PROBLEM REQUIREMENTS
Only a number is required: the count of lines in the material below that contain "closed".

INFORMATION
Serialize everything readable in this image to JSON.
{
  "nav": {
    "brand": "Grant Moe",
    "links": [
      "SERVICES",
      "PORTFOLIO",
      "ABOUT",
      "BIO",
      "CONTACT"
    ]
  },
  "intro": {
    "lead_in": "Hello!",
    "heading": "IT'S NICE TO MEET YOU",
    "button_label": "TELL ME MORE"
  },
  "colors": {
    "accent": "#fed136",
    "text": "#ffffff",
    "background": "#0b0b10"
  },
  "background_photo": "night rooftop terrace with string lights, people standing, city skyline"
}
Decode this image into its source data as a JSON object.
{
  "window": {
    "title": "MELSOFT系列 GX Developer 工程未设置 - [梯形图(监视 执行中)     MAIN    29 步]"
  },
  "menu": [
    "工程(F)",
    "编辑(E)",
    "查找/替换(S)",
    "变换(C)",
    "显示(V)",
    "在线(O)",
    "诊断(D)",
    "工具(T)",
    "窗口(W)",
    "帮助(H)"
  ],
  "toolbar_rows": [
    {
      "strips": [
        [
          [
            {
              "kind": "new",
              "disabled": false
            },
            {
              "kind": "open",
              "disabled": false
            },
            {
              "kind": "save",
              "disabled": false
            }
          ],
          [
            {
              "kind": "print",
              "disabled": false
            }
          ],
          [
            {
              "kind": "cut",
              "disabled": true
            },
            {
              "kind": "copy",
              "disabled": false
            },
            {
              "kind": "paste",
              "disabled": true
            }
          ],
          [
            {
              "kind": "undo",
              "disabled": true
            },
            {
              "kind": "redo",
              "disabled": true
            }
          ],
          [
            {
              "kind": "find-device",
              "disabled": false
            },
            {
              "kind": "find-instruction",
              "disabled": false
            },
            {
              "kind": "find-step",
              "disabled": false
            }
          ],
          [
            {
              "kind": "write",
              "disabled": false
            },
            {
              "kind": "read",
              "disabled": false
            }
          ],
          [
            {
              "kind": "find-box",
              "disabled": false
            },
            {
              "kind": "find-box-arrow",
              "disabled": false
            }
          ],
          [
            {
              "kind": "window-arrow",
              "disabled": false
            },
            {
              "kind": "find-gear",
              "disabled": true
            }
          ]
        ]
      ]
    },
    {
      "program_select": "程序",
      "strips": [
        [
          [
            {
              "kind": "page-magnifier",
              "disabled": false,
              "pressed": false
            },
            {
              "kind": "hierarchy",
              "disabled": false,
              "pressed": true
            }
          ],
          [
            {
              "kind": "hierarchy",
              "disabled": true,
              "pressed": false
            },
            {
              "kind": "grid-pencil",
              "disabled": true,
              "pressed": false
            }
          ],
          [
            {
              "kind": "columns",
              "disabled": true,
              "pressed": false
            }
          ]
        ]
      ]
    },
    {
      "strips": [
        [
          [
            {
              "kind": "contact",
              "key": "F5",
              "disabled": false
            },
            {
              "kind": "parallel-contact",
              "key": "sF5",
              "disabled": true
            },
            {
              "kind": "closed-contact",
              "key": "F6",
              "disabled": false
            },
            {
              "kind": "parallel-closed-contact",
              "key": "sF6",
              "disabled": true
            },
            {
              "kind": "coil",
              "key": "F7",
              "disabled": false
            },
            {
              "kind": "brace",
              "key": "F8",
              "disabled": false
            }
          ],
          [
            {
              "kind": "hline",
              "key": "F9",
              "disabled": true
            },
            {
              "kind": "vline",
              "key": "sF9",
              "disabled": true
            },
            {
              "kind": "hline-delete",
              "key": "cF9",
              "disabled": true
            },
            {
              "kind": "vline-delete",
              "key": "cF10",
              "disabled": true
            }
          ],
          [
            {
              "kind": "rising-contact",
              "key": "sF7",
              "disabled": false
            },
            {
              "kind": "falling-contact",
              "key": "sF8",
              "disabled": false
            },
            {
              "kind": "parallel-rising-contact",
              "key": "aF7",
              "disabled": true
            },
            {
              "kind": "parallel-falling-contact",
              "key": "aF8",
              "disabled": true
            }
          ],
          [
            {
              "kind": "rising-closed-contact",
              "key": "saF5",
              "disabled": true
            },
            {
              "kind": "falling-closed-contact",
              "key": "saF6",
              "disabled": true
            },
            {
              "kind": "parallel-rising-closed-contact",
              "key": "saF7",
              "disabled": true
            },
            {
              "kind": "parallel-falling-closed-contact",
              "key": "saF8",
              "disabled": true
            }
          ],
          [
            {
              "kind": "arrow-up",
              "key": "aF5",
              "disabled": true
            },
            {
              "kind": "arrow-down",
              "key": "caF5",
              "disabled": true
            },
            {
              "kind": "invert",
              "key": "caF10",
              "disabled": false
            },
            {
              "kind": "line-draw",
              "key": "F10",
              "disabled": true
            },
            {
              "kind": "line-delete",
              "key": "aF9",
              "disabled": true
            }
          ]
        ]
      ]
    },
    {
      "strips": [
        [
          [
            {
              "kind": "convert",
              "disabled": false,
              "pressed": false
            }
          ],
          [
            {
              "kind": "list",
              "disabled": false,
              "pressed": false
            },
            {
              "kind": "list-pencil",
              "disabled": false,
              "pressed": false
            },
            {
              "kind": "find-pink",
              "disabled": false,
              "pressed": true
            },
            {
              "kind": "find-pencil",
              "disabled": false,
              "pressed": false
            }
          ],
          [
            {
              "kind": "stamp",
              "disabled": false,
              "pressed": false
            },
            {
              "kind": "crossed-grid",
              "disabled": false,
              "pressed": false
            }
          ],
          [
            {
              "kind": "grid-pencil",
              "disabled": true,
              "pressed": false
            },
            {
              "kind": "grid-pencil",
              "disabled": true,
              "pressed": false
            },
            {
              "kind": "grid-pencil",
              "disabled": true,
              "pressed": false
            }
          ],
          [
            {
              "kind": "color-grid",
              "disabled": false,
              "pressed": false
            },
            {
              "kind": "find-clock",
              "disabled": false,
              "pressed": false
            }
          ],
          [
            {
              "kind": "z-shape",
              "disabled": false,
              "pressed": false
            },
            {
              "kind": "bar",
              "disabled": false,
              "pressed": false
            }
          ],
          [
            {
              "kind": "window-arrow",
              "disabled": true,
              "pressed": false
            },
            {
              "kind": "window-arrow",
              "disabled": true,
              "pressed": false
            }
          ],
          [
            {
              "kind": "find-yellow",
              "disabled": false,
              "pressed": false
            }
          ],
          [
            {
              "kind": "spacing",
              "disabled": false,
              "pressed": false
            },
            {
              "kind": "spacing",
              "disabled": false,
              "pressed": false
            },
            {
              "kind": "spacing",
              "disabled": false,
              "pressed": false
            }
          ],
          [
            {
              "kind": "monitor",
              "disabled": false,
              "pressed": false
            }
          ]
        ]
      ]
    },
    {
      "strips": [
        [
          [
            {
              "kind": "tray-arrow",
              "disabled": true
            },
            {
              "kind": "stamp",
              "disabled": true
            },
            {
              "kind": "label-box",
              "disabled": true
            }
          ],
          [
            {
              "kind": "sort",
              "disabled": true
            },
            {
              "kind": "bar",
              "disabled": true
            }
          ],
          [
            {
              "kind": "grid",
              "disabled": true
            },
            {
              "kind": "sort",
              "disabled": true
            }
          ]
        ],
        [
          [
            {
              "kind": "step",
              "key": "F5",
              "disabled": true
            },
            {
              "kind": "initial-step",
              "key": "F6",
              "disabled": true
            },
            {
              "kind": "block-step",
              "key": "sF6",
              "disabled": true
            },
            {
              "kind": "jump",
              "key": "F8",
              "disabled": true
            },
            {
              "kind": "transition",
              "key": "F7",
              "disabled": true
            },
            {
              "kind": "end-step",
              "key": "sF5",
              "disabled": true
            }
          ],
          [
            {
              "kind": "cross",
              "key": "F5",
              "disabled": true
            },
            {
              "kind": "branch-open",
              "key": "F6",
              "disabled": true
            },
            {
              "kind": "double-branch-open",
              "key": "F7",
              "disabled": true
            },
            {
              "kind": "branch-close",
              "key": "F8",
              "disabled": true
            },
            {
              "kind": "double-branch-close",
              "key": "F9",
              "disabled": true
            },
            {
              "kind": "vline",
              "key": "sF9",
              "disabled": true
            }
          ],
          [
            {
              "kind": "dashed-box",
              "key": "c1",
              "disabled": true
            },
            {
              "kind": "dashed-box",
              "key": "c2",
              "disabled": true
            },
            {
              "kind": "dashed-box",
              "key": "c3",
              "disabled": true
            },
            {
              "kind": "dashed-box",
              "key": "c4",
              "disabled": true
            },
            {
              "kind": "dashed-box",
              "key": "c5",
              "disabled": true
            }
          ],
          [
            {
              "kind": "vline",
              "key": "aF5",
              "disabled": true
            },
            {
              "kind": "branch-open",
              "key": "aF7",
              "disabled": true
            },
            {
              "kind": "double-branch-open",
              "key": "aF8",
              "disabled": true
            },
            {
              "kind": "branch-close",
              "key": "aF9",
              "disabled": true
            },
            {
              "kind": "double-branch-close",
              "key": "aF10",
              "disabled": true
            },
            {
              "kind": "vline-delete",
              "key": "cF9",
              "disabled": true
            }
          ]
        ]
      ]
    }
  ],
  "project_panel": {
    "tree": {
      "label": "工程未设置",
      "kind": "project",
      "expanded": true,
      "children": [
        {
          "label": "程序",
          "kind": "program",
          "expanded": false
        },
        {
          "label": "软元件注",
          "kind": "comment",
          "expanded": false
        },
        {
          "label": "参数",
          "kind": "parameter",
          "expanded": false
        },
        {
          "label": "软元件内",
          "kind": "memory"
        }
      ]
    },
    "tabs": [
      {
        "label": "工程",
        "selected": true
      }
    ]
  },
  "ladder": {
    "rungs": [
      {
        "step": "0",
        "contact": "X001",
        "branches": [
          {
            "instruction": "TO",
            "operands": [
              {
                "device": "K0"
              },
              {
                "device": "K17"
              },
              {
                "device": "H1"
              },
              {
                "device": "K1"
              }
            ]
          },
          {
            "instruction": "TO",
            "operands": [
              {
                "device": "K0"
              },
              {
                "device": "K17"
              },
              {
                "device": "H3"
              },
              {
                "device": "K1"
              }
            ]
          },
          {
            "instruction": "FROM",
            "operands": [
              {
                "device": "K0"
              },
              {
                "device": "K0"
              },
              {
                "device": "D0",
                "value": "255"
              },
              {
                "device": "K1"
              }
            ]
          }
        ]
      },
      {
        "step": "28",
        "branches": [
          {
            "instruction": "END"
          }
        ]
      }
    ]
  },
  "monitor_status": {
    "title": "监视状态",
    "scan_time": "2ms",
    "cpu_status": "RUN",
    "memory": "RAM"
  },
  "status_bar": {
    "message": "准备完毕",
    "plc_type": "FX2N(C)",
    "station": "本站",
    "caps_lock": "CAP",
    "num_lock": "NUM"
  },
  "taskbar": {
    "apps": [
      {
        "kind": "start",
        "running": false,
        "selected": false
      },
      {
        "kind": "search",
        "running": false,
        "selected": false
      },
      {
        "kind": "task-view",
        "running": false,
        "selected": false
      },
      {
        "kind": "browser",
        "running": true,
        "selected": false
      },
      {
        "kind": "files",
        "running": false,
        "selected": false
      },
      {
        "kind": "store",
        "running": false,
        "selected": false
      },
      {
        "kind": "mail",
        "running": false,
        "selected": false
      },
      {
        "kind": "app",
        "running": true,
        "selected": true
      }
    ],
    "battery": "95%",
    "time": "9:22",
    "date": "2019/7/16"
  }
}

REPLY TO THE EXERCISE
6